Hubble is more than a science spacecraft; it’s a cultural phenomenon! Take a moment to think about where you’ve seen the Hubble Space Telescope or Hubble images in your daily life. Maybe you own a textbook with a picture of the telescope on the cover, or you walk by a mural inspired by Hubble images every day on your way to work. Perhaps you’ve even created art based on Hubble images. NASA wants to see the Hubble impact in your life! Share your photos with NASA on Instagram, Twitter, Flickr and Facebook.

Images may be submitted on the following social media platforms:

— Flickr:
Submit your photos to the Spot Hubble Flickr Group.
— Instagram: Use the Instagram app to upload your photo, and in the description include #SpotHubble and #NASAGoddard.
Twitter: Share your image on Twitter and include #SpotHubble in the tweet.
— Facebook: Share your image on Facebook and include #SpotHubble in the post.
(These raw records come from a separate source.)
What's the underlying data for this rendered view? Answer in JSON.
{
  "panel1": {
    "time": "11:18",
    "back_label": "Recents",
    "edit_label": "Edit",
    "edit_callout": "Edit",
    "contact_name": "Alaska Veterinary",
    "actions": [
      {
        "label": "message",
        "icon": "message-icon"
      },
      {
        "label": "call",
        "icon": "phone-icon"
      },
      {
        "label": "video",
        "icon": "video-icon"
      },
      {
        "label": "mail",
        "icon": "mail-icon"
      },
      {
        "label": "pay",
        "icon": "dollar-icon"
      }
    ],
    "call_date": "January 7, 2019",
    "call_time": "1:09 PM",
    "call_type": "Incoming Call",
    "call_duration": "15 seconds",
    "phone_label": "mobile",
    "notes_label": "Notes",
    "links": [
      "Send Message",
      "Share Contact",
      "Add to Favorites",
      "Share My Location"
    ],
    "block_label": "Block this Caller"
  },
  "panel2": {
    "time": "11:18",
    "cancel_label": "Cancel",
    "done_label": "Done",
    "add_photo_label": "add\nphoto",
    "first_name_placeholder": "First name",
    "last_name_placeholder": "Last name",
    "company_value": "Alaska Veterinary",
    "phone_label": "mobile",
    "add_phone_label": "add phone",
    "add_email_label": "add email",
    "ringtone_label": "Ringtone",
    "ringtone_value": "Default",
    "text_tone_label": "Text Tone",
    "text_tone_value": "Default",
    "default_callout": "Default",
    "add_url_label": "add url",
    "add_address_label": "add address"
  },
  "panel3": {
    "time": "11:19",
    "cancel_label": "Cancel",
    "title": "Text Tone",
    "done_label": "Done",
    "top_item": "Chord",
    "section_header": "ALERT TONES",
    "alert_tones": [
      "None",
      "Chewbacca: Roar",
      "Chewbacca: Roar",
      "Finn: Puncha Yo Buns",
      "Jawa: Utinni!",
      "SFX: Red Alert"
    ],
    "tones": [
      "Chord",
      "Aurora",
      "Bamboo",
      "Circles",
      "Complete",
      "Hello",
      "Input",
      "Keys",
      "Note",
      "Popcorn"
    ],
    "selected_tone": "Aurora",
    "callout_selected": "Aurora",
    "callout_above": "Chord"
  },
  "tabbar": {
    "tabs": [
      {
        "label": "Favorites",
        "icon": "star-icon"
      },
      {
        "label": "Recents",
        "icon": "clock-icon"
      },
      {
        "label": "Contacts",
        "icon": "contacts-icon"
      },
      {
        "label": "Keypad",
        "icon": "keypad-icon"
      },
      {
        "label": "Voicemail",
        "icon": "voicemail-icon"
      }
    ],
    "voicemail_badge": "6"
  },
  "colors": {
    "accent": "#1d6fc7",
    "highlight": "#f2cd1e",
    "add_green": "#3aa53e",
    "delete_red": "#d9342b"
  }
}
Your #SpotHubble image may be shared on NASA Hubble social media accounts!

To learn more, visit http://www.nasa.gov/content/goddard/2016/spothubble.


Searchable Portals for Federally Sponsored Opportunities for STEM Undergraduate and Graduate Students
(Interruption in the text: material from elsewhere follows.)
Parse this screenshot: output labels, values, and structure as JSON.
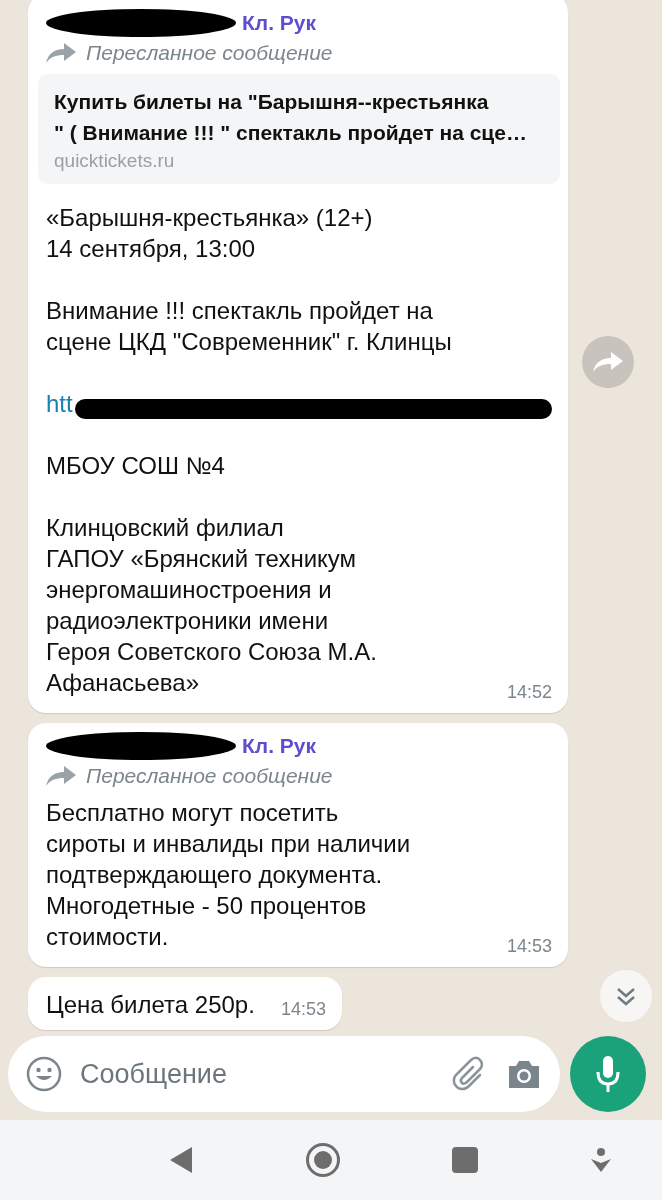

Are you an undergraduate or graduate student seeking opportunities in STEM (science, technology, engineering and mathematics)? The U.S. Department of Energy’s Office of Science — in collaboration with the participating agencies in the National Science and Technology Council’s Committee on STEM Education (CoSTEM) and the Science.gov Alliance — has launched a search portal for both students and universities to discover federally sponsored STEM education training and funding opportunities.

Student users can search the site for opportunities they can apply to directly, such as research internships and fellowships. Likewise, universities can search the site for federal funding opportunities to establish innovative training programs for undergraduates or graduate students.

Users can search the site through faceted searching capabilities for characteristics such as program type, STEM discipline, institution location, federal sponsor, and eligibility. Or they can search through the open text option.

For programs and opportunities for undergraduates, visithttp://stemundergrads.science.gov/.

For graduate programs and opportunities, visit http://stemgradstudents.science.gov/.


Don’t miss out on upcoming NASA education opportunities.
For a full list of events, opportunities and more, visit the Educator and Student Current Opportunity pages on NASA’s website:
— Educators http://www.nasa.gov/audience/foreducators/current-opps-index.html
— Students http://www.nasa.gov/audience/forstudents/current-opps-index.html

Are you looking for NASA educational materials to support your STEM curriculum? Search hundreds of resources by subject, grade level, type and keyword at http://www.nasa.gov/education/resources/.

Find NASA science resources for your classroom. NASA Wavelength is a digital collection of Earth and space science resources for educators of all levels — from elementary to college, to out-of-school programs. http://nasawavelength.org/

Check out the ‘Explore NASA Science’ website!
Science starts with questions, leading to discoveries. Explore the redesigned NASA Science site and send us feedback. Visit https://science.nasa.gov. To view the site in Spanish, visit http://ciencia.nasa.gov.

Do you just want to receive weekly updates on NASA Education opportunities relating to science? Sign up for the NASA Education “Science WOW!” newsletter for science opportunities delivered to your inbox “Weekly on Wednesdays!”https://www.nasa.gov/education/sciencewow/